» Data under study
—————

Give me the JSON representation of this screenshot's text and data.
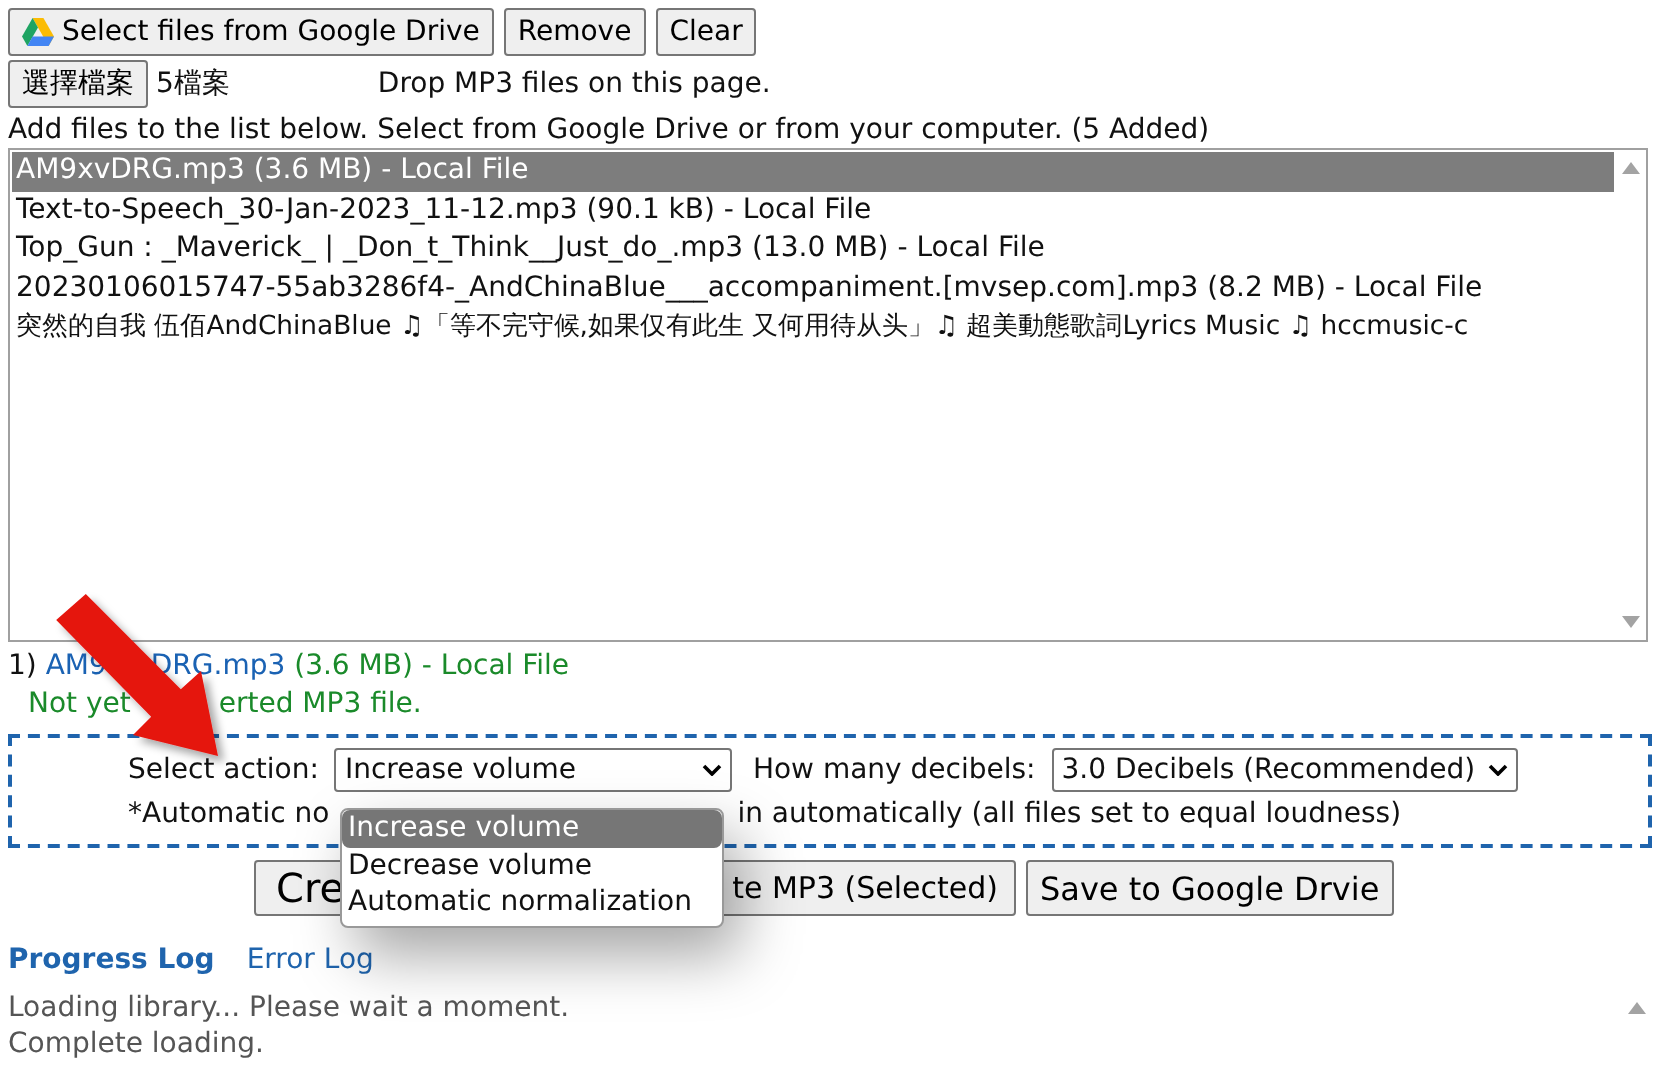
{
  "toolbar": [
    {
      "kind": "drive",
      "label": "Select files from Google Drive"
    },
    {
      "kind": "plain",
      "label": "Remove"
    },
    {
      "kind": "plain",
      "label": "Clear"
    }
  ],
  "file_input": {
    "button": "選擇檔案",
    "status": "5檔案"
  },
  "drop_hint": "Drop MP3 files on this page.",
  "instructions": "Add files to the list below. Select from Google Drive or from your computer. (5 Added)",
  "file_list": [
    {
      "label": "AM9xvDRG.mp3 (3.6 MB) - Local File",
      "selected": true
    },
    {
      "label": "Text-to-Speech_30-Jan-2023_11-12.mp3 (90.1 kB) - Local File",
      "selected": false
    },
    {
      "label": "Top_Gun : _Maverick_ | _Don_t_Think__Just_do_.mp3 (13.0 MB) - Local File",
      "selected": false
    },
    {
      "label": "20230106015747-55ab3286f4-_AndChinaBlue___accompaniment.[mvsep.com].mp3 (8.2 MB) - Local File",
      "selected": false
    },
    {
      "label": "突然的自我 伍佰AndChinaBlue ♫「等不完守候,如果仅有此生 又何用待从头」♫ 超美動態歌詞Lyrics Music ♫ hccmusic-c",
      "selected": false
    }
  ],
  "current_file": {
    "index": "1)",
    "name_start": "AM9",
    "name_end": "DRG.mp3",
    "details": "(3.6 MB) - Local File",
    "status_start": "Not yet",
    "status_end": "erted MP3 file."
  },
  "action_panel": {
    "action_label": "Select action:",
    "action_value": "Increase volume",
    "decibels_label": "How many decibels:",
    "decibels_value": "3.0 Decibels (Recommended)",
    "note_start": "*Automatic no",
    "note_end": "in automatically (all files set to equal loudness)"
  },
  "dropdown": [
    {
      "label": "Increase volume",
      "selected": true
    },
    {
      "label": "Decrease volume",
      "selected": false
    },
    {
      "label": "Automatic normalization",
      "selected": false
    }
  ],
  "action_buttons": [
    "Cre",
    "te MP3 (Selected)",
    "Save to Google Drvie"
  ],
  "log_tabs": [
    {
      "label": "Progress Log",
      "selected": true
    },
    {
      "label": "Error Log",
      "selected": false
    }
  ],
  "log_lines": [
    "Loading library... Please wait a moment.",
    "Complete loading."
  ]
}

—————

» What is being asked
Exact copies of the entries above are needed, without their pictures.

» Output below
Give me the JSON representation of this screenshot's text and data.
{
  "toolbar": [
    {
      "kind": "drive",
      "label": "Select files from Google Drive"
    },
    {
      "kind": "plain",
      "label": "Remove"
    },
    {
      "kind": "plain",
      "label": "Clear"
    }
  ],
  "file_input": {
    "button": "選擇檔案",
    "status": "5檔案"
  },
  "drop_hint": "Drop MP3 files on this page.",
  "instructions": "Add files to the list below. Select from Google Drive or from your computer. (5 Added)",
  "file_list": [
    {
      "label": "AM9xvDRG.mp3 (3.6 MB) - Local File",
      "selected": true
    },
    {
      "label": "Text-to-Speech_30-Jan-2023_11-12.mp3 (90.1 kB) - Local File",
      "selected": false
    },
    {
      "label": "Top_Gun : _Maverick_ | _Don_t_Think__Just_do_.mp3 (13.0 MB) - Local File",
      "selected": false
    },
    {
      "label": "20230106015747-55ab3286f4-_AndChinaBlue___accompaniment.[mvsep.com].mp3 (8.2 MB) - Local File",
      "selected": false
    },
    {
      "label": "突然的自我 伍佰AndChinaBlue ♫「等不完守候,如果仅有此生 又何用待从头」♫ 超美動態歌詞Lyrics Music ♫ hccmusic-c",
      "selected": false
    }
  ],
  "current_file": {
    "index": "1)",
    "name_start": "AM9",
    "name_end": "DRG.mp3",
    "details": "(3.6 MB) - Local File",
    "status_start": "Not yet",
    "status_end": "erted MP3 file."
  },
  "action_panel": {
    "action_label": "Select action:",
    "action_value": "Increase volume",
    "decibels_label": "How many decibels:",
    "decibels_value": "3.0 Decibels (Recommended)",
    "note_start": "*Automatic no",
    "note_end": "in automatically (all files set to equal loudness)"
  },
  "dropdown": [
    {
      "label": "Increase volume",
      "selected": true
    },
    {
      "label": "Decrease volume",
      "selected": false
    },
    {
      "label": "Automatic normalization",
      "selected": false
    }
  ],
  "action_buttons": [
    "Cre",
    "te MP3 (Selected)",
    "Save to Google Drvie"
  ],
  "log_tabs": [
    {
      "label": "Progress Log",
      "selected": true
    },
    {
      "label": "Error Log",
      "selected": false
    }
  ],
  "log_lines": [
    "Loading library... Please wait a moment.",
    "Complete loading."
  ]
}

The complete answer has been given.